Jacob Zuma Released After Brief Return to Prison in South Africa
Former President Jacob Zuma of South Africa returned to prison early Friday morning to continue serving a sentence for contempt, but was released almost immediately under a program to relieve overcrowding in the country’s jails, the authorities said. With his release under the program, it is unlikely that Mr. Zuma will serve more time in prison on the contempt charge. Political opponents accused the government, run by Mr. Zuma’s political party, of giving him preferential treatment, saying it had intentionally started to roll out the overcrowding program on the day he reported to jail. Mr. Zuma had served just two months of a 15-month sentence in 2021 for defying a court order to testify before a national inquiry on corruption when he was released on medical parole by the corrections commissioner at the time, a close political ally. But last year, an appeals court ruled that Mr. Zuma’s release was unlawful and that he had to return to prison to serve the remainder of his sentence, a decision upheld by the country’s highest judicial body last month. New York Times

Zimbabwe Presidential Hopefuls Use Music, Stars to Woo Crucial Youth Vote
The local version of Jamaican dancehall has become the unofficial soundtrack of Zimbabwe’s presidential election as candidates go all out to woo a key generation of voters who were children when long-time ruler Robert Mugabe was ousted six years ago. But while many young voters have been energised by a high-tempo campaign featuring pop stars and sporting heroes, a generation that has only known economic chaos and rocketing prices is taking some convincing that real change is possible. The leading candidates on the Aug. 23 ballot are incumbent Emmerson Mnangagwa of the longtime ruling ZANU-PF party and Nelson Chamisa of the new Citizens Coalition for Change. Mnangagwa, who became leader in 2017 after the army kicked out Mugabe, beat Chamisa in 2018 by 6%, just over 300,000 votes.
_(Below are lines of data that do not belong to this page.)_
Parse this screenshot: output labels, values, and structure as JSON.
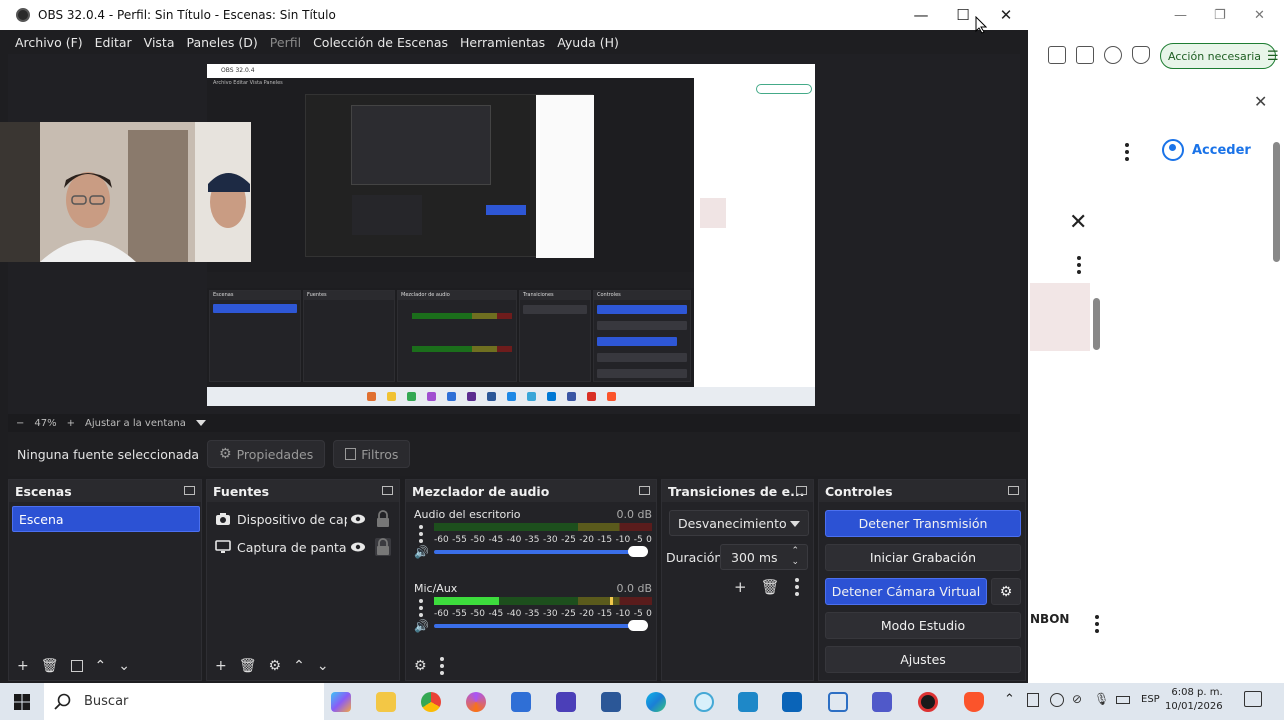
{
  "obs_window": {
    "title": "OBS 32.0.4 - Perfil: Sin Título - Escenas: Sin Título",
    "menu": [
      {
        "label": "Archivo (F)",
        "enabled": true
      },
      {
        "label": "Editar",
        "enabled": true
      },
      {
        "label": "Vista",
        "enabled": true
      },
      {
        "label": "Paneles (D)",
        "enabled": true
      },
      {
        "label": "Perfil",
        "enabled": false
      },
      {
        "label": "Colección de Escenas",
        "enabled": true
      },
      {
        "label": "Herramientas",
        "enabled": true
      },
      {
        "label": "Ayuda (H)",
        "enabled": true
      }
    ]
  },
  "zoom_bar": {
    "minus": "−",
    "zoom_level": "47%",
    "plus": "+",
    "fit_label": "Ajustar a la ventana"
  },
  "source_toolbar": {
    "no_source": "Ninguna fuente seleccionada",
    "properties_label": "Propiedades",
    "filters_label": "Filtros"
  },
  "scenes_dock": {
    "title": "Escenas",
    "items": [
      "Escena"
    ],
    "selected": "Escena"
  },
  "sources_dock": {
    "title": "Fuentes",
    "items": [
      {
        "name": "Dispositivo de captura de video",
        "icon": "camera-icon"
      },
      {
        "name": "Captura de pantalla",
        "icon": "monitor-icon"
      }
    ]
  },
  "mixer_dock": {
    "title": "Mezclador de audio",
    "channels": [
      {
        "name": "Audio del escritorio",
        "db": "0.0 dB",
        "level": 0.0
      },
      {
        "name": "Mic/Aux",
        "db": "0.0 dB",
        "level": 0.3
      }
    ],
    "ticks": [
      "-60",
      "-55",
      "-50",
      "-45",
      "-40",
      "-35",
      "-30",
      "-25",
      "-20",
      "-15",
      "-10",
      "-5",
      "0"
    ]
  },
  "transitions_dock": {
    "title": "Transiciones de escena",
    "title_visible": "Transiciones de e...",
    "transition": "Desvanecimiento",
    "duration_label": "Duración",
    "duration_value": "300 ms"
  },
  "controls_dock": {
    "title": "Controles",
    "buttons": [
      {
        "label": "Detener Transmisión",
        "active": true
      },
      {
        "label": "Iniciar Grabación",
        "active": false
      },
      {
        "label": "Detener Cámara Virtual",
        "active": true
      },
      {
        "label": "Modo Estudio",
        "active": false
      },
      {
        "label": "Ajustes",
        "active": false
      }
    ]
  },
  "browser": {
    "action_button": "Acción necesaria",
    "sign_in": "Acceder",
    "partial_text": "NBON"
  },
  "taskbar": {
    "search_placeholder": "Buscar",
    "language": "ESP",
    "time": "6:08 p. m.",
    "date": "10/01/2026"
  },
  "colors": {
    "accent_blue": "#2c52d4",
    "obs_bg": "#1e1e21",
    "meter_green": "#3ddc3d"
  }
}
Any path to victory has to lie through the three-quarters of Zimbabwe’s population that is under 34. The one-sixth of the registered electorate who are first-time voters will be crucial. “There is a high probability that this election will be decided by the first-time voters,” said Brighton Tamberekera, a projects officer at vote watchdog Zimbabwe Election Support Network. “We hope that the youths who are registered do turn up to vote.” … While the election is competitive, few believe it will be free and fair, as so many past votes were marred by systematic violence and voter intimidation. Reuters

LGBTQ+ People in Ethiopia Blame Attacks on Their Community on Inciteful and Lingering TikTok Videos
Members of Ethiopia’s LGBTQ+ community say they face a wave of online harassment and physical attacks and blame much of it on the social media platform TikTok, which they say is failing to take down posts calling for homosexual and transgender people to be whipped, stabbed and killed. A local LGBTQ+ support group, House of Guramayle, said that some TikTok users are also outing Ethiopians by sharing their names, photographs and online profiles on one of the country’s most popular social media platforms. In Ethiopia, homosexual acts are punishable by up to 15 years in prison. The East African country whose population of close to 120 million is split between Christianity and Islam is largely conservative, and while LGBTQ+ people have long suffered abuse, activists say the hostility has reached a new level. … “TikTok is being used to incite violence,” said Bahiru Shewaye, co-founder of House of Guramayle. Bahiru said several videos have been reported to TikTok but “we are still waiting for them to take action.” AP